Since SharePoint doesn’t expect Master Pages to be edited directly, you can create all kinds of issues for yourself down the road. Often, the source of these issues is difficult to track down.
Instead, leave the *.master file alone.
oslo.previewis related to theming. It is a file neccessary for selecting your from the theme preview. It is of no concern to us in this specific discussion.
oslo.htmlis the source of the .master file. This is the file SharePoint expects to be edited. SharePoint will use changes made to this file to generate a new .master file later.
Don’t Make Changes to Default Files
Since we are going to be working on making changes to one of the default
Master Pages, we risk breaking things terribly. Instead of making your changes
oslo.html, save your changes with a new filename. This way, you can always
revert back to
oslo.html if neccessary.
This is a rule to hold to when working on anything with SharePoint. If you are making changes built off a default file, call your changed file something different. Sure, you may have to go back and re-connect a few links when you do this, but that’s better than bringing your whole site down when you update.
We’ll call our new Master Page
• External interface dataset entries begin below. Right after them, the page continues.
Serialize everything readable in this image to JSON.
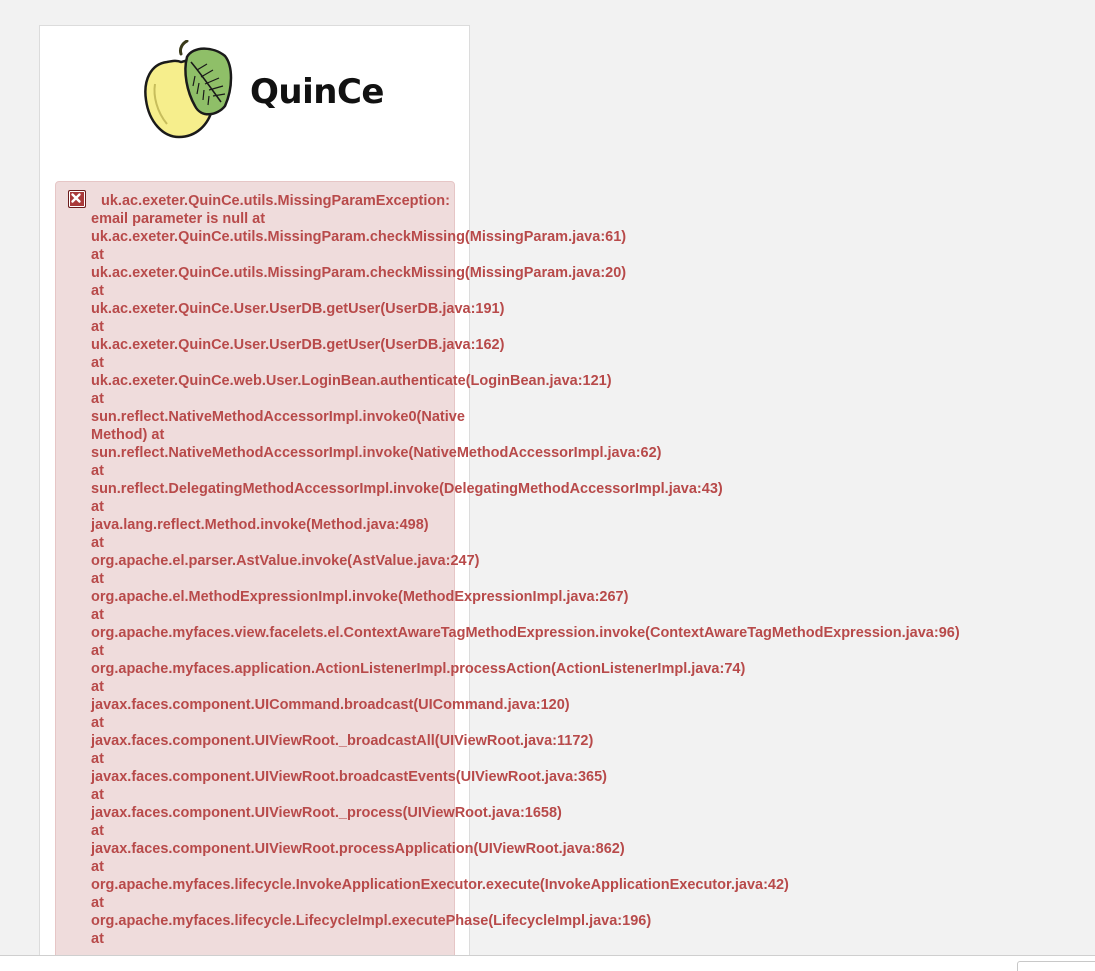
{
  "brand": {
    "name": "QuinCe",
    "logo_icon": "quince-fruit-logo"
  },
  "error": {
    "icon": "error-close-icon",
    "lines": [
      "uk.ac.exeter.QuinCe.utils.MissingParamException:",
      "email parameter is null at",
      "uk.ac.exeter.QuinCe.utils.MissingParam.checkMissing(MissingParam.java:61)",
      "at",
      "uk.ac.exeter.QuinCe.utils.MissingParam.checkMissing(MissingParam.java:20)",
      "at",
      "uk.ac.exeter.QuinCe.User.UserDB.getUser(UserDB.java:191)",
      "at",
      "uk.ac.exeter.QuinCe.User.UserDB.getUser(UserDB.java:162)",
      "at",
      "uk.ac.exeter.QuinCe.web.User.LoginBean.authenticate(LoginBean.java:121)",
      "at",
      "sun.reflect.NativeMethodAccessorImpl.invoke0(Native",
      "Method) at",
      "sun.reflect.NativeMethodAccessorImpl.invoke(NativeMethodAccessorImpl.java:62)",
      "at",
      "sun.reflect.DelegatingMethodAccessorImpl.invoke(DelegatingMethodAccessorImpl.java:43)",
      "at",
      "java.lang.reflect.Method.invoke(Method.java:498)",
      "at",
      "org.apache.el.parser.AstValue.invoke(AstValue.java:247)",
      "at",
      "org.apache.el.MethodExpressionImpl.invoke(MethodExpressionImpl.java:267)",
      "at",
      "org.apache.myfaces.view.facelets.el.ContextAwareTagMethodExpression.invoke(ContextAwareTagMethodExpression.java:96)",
      "at",
      "org.apache.myfaces.application.ActionListenerImpl.processAction(ActionListenerImpl.java:74)",
      "at",
      "javax.faces.component.UICommand.broadcast(UICommand.java:120)",
      "at",
      "javax.faces.component.UIViewRoot._broadcastAll(UIViewRoot.java:1172)",
      "at",
      "javax.faces.component.UIViewRoot.broadcastEvents(UIViewRoot.java:365)",
      "at",
      "javax.faces.component.UIViewRoot._process(UIViewRoot.java:1658)",
      "at",
      "javax.faces.component.UIViewRoot.processApplication(UIViewRoot.java:862)",
      "at",
      "org.apache.myfaces.lifecycle.InvokeApplicationExecutor.execute(InvokeApplicationExecutor.java:42)",
      "at",
      "org.apache.myfaces.lifecycle.LifecycleImpl.executePhase(LifecycleImpl.java:196)",
      "at"
    ]
  },
  "colors": {
    "error_text": "#b84a4a",
    "error_background": "#efdcdc",
    "panel_background": "#ffffff",
    "page_background": "#f2f2f2"
  }
}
copenhagen.html. When we upload our changes,
SharePoint will generate
Use a Version Contol System
Using version control when editing and creating layouts in SharePoint is extremely useful. SharePoint comes with its own “versioning” system, but don’t rely on that system alone. Make sure you are using version control on your local code as well.
My prefered version control system is git with an offsite mirror of the repository, but other systems (like svn and TFS) are fine too. Just remember, version control only works if you use it.
2. Edit the Master Page
Make your edits (or create your own custom file). When you’re done, save your changes.
3. Commit to Your Changes
Now, upload (or save)
copenhagen.html back into the Master Page Gallery.
When uploading the file, make sure to mark the file’s Type as HTML Master
Page and mark the checkbox for compatability with 15. SharePoint will
copenhagen.master for you.
If versioning has been turned on in your environment (and it should be!),
you’ll have to Publish a Major Version of
copenhagen.html in order to
apply your changes. After doing so, you’ll be able to select and apply the
master page from the Design Manager.